▶ PROBLEM STATEMENT:
Go through the data and copy each line that holds "Selection".

[[ EXERCISE INPUT open ]]

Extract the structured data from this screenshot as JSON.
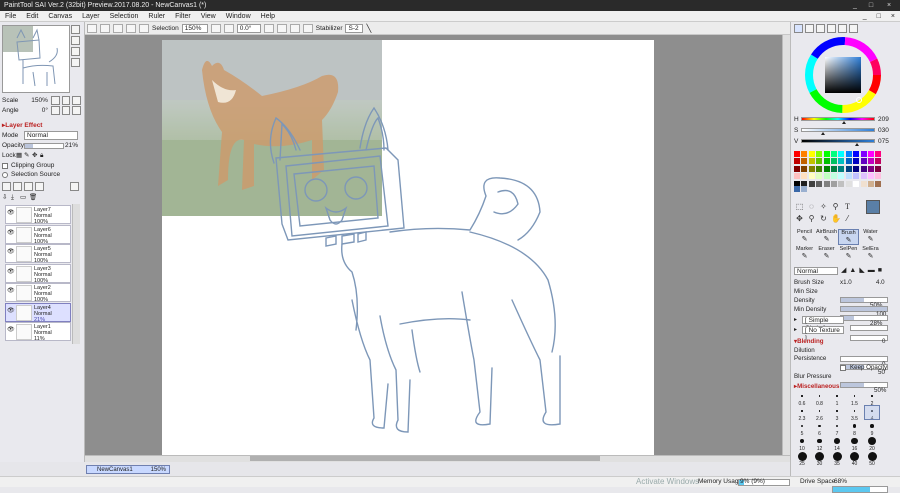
{
  "title": "PaintTool SAI Ver.2 (32bit) Preview.2017.08.20 - NewCanvas1 (*)",
  "window_buttons": [
    "_",
    "□",
    "×"
  ],
  "menu": [
    "File",
    "Edit",
    "Canvas",
    "Layer",
    "Selection",
    "Ruler",
    "Filter",
    "View",
    "Window",
    "Help"
  ],
  "menu_right": [
    "_",
    "□",
    "×"
  ],
  "toolbar": {
    "selection_label": "Selection",
    "zoom": "150%",
    "angle": "0.0°",
    "stabilizer_label": "Stabilizer",
    "stabilizer_value": "S-2"
  },
  "navigator": {
    "scale_label": "Scale",
    "scale_value": "150%",
    "angle_label": "Angle",
    "angle_value": "0°"
  },
  "layer_panel": {
    "layer_effect": "Layer Effect",
    "mode_label": "Mode",
    "mode_value": "Normal",
    "opacity_label": "Opacity",
    "opacity_value": "21%",
    "opacity_level": 0.21,
    "lock_label": "Lock",
    "clipping_group": "Clipping Group",
    "selection_source": "Selection Source",
    "layers": [
      {
        "name": "Layer7",
        "mode": "Normal",
        "opacity": "100%",
        "selected": false
      },
      {
        "name": "Layer6",
        "mode": "Normal",
        "opacity": "100%",
        "selected": false
      },
      {
        "name": "Layer5",
        "mode": "Normal",
        "opacity": "100%",
        "selected": false
      },
      {
        "name": "Layer3",
        "mode": "Normal",
        "opacity": "100%",
        "selected": false
      },
      {
        "name": "Layer2",
        "mode": "Normal",
        "opacity": "100%",
        "selected": false
      },
      {
        "name": "Layer4",
        "mode": "Normal",
        "opacity": "21%",
        "selected": true
      },
      {
        "name": "Layer1",
        "mode": "Normal",
        "opacity": "11%",
        "selected": false
      }
    ]
  },
  "canvas_tab": {
    "name": "NewCanvas1",
    "zoom": "150%"
  },
  "status": {
    "memory_label": "Memory Usage",
    "memory_value": "9% (9%)",
    "memory_level": 0.09,
    "drive_label": "Drive Space",
    "drive_value": "68%",
    "drive_level": 0.68,
    "watermark": "Activate Windows"
  },
  "color": {
    "h_label": "H",
    "h_value": "209",
    "h_level": 0.58,
    "s_label": "S",
    "s_value": "030",
    "s_level": 0.3,
    "v_label": "V",
    "v_value": "075",
    "v_level": 0.75,
    "current": "#5a7fa6",
    "palette": [
      "#ff0000",
      "#ff8000",
      "#ffff00",
      "#80ff00",
      "#00ff00",
      "#00ff80",
      "#00ffff",
      "#0080ff",
      "#0000ff",
      "#8000ff",
      "#ff00ff",
      "#ff0080",
      "#c00000",
      "#c06000",
      "#c0c000",
      "#60c000",
      "#00c000",
      "#00c060",
      "#00c0c0",
      "#0060c0",
      "#0000c0",
      "#6000c0",
      "#c000c0",
      "#c00060",
      "#800000",
      "#804000",
      "#808000",
      "#408000",
      "#008000",
      "#008040",
      "#008080",
      "#004080",
      "#000080",
      "#400080",
      "#800080",
      "#800040",
      "#ffc0c0",
      "#ffe0c0",
      "#ffffc0",
      "#e0ffc0",
      "#c0ffc0",
      "#c0ffe0",
      "#c0ffff",
      "#c0e0ff",
      "#c0c0ff",
      "#e0c0ff",
      "#ffc0ff",
      "#ffc0e0",
      "#000000",
      "#202020",
      "#404040",
      "#606060",
      "#808080",
      "#a0a0a0",
      "#c0c0c0",
      "#e0e0e0",
      "#ffffff",
      "#f0e0d0",
      "#d0b090",
      "#a07050"
    ]
  },
  "tools": [
    {
      "label": "Pencil",
      "selected": false
    },
    {
      "label": "AirBrush",
      "selected": false
    },
    {
      "label": "Brush",
      "selected": true
    },
    {
      "label": "Water",
      "selected": false
    },
    {
      "label": "Marker",
      "selected": false
    },
    {
      "label": "Eraser",
      "selected": false
    },
    {
      "label": "SelPen",
      "selected": false
    },
    {
      "label": "SelEra",
      "selected": false
    }
  ],
  "tool_icons": [
    "rect-select-icon",
    "lasso-icon",
    "magic-wand-icon",
    "eyedropper-icon",
    "text-icon",
    "move-icon",
    "zoom-icon",
    "rotate-icon",
    "hand-icon",
    "dropper-icon"
  ],
  "text_tool_glyph": "T",
  "brush": {
    "blend_mode": "Normal",
    "size_label": "Brush Size",
    "size_mult": "x1.0",
    "size_value": "4.0",
    "min_size_label": "Min Size",
    "min_size_value": "50%",
    "density_label": "Density",
    "density_value": "100",
    "min_density_label": "Min Density",
    "min_density_value": "28%",
    "shape": "[ Simple Circle ]",
    "texture": "[ No Texture ]",
    "blending_header": "Blending",
    "blending_value": "0",
    "dilution_label": "Dilution",
    "dilution_value": "0",
    "persistence_label": "Persistence",
    "persistence_value": "50",
    "keep_opacity": "Keep Opacity",
    "blur_label": "Blur Pressure",
    "blur_value": "50%",
    "misc_header": "Miscellaneous"
  },
  "brush_sizes": [
    "0.6",
    "0.8",
    "1",
    "1.5",
    "2",
    "2.3",
    "2.6",
    "3",
    "3.5",
    "4",
    "5",
    "6",
    "7",
    "8",
    "9",
    "10",
    "12",
    "14",
    "16",
    "20",
    "25",
    "30",
    "35",
    "40",
    "50"
  ]
}
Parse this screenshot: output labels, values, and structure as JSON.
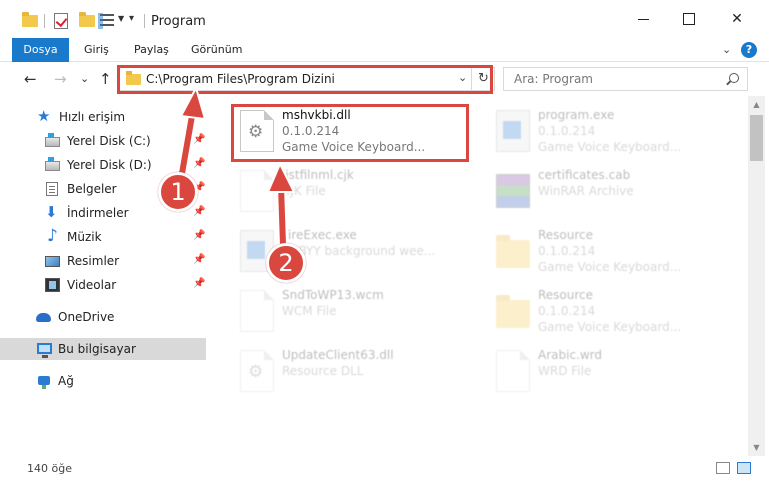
{
  "window": {
    "title": "Program",
    "minimize_icon": "minimize-icon",
    "maximize_icon": "maximize-icon",
    "close_glyph": "✕"
  },
  "ribbon": {
    "tabs": [
      {
        "label": "Dosya",
        "active": true
      },
      {
        "label": "Giriş"
      },
      {
        "label": "Paylaş"
      },
      {
        "label": "Görünüm"
      }
    ],
    "expand_glyph": "⌄",
    "help_glyph": "?"
  },
  "nav": {
    "back_glyph": "←",
    "forward_glyph": "→",
    "recent_glyph": "⌄",
    "up_glyph": "↑",
    "address": "C:\\Program Files\\Program Dizini",
    "address_drop_glyph": "⌄",
    "refresh_glyph": "↻",
    "search_placeholder": "Ara: Program"
  },
  "sidebar": {
    "items": [
      {
        "label": "Hızlı erişim",
        "icon": "star-icon"
      },
      {
        "label": "Yerel Disk (C:)",
        "icon": "disk-icon",
        "pinned": true
      },
      {
        "label": "Yerel Disk (D:)",
        "icon": "disk-icon",
        "pinned": true
      },
      {
        "label": "Belgeler",
        "icon": "documents-icon",
        "pinned": true
      },
      {
        "label": "İndirmeler",
        "icon": "downloads-icon",
        "pinned": true
      },
      {
        "label": "Müzik",
        "icon": "music-icon",
        "pinned": true
      },
      {
        "label": "Resimler",
        "icon": "pictures-icon",
        "pinned": true
      },
      {
        "label": "Videolar",
        "icon": "videos-icon",
        "pinned": true
      },
      {
        "label": "OneDrive",
        "icon": "onedrive-icon"
      },
      {
        "label": "Bu bilgisayar",
        "icon": "this-pc-icon",
        "selected": true
      },
      {
        "label": "Ağ",
        "icon": "network-icon"
      }
    ],
    "pin_glyph": "📌"
  },
  "files": [
    {
      "name": "mshvkbi.dll",
      "line2": "0.1.0.214",
      "line3": "Game Voice Keyboard...",
      "icon": "dll-icon",
      "highlight": true
    },
    {
      "name": "program.exe",
      "line2": "0.1.0.214",
      "line3": "Game Voice Keyboard...",
      "icon": "exe-icon"
    },
    {
      "name": "listfilnml.cjk",
      "line2": "CJK File",
      "icon": "file-icon"
    },
    {
      "name": "certificates.cab",
      "line2": "WinRAR Archive",
      "icon": "rar-icon"
    },
    {
      "name": "FireExec.exe",
      "line2": "ABBYY background wee...",
      "icon": "exe-icon"
    },
    {
      "name": "Resource",
      "line2": "0.1.0.214",
      "line3": "Game Voice Keyboard...",
      "icon": "folder-icon"
    },
    {
      "name": "SndToWP13.wcm",
      "line2": "WCM File",
      "icon": "file-icon"
    },
    {
      "name": "Resource",
      "line2": "0.1.0.214",
      "line3": "Game Voice Keyboard...",
      "icon": "folder-icon"
    },
    {
      "name": "UpdateClient63.dll",
      "line2": "Resource DLL",
      "icon": "dll-icon"
    },
    {
      "name": "Arabic.wrd",
      "line2": "WRD File",
      "icon": "file-icon"
    }
  ],
  "status": {
    "count": "140 öğe"
  },
  "annotations": {
    "step1": "1",
    "step2": "2",
    "highlight_color": "#d9473f"
  }
}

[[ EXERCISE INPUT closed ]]

▶ EXERCISE OUTPUT:
    "Selection",
    "selection_label": "Selection",
    "selection_source": "Selection Source",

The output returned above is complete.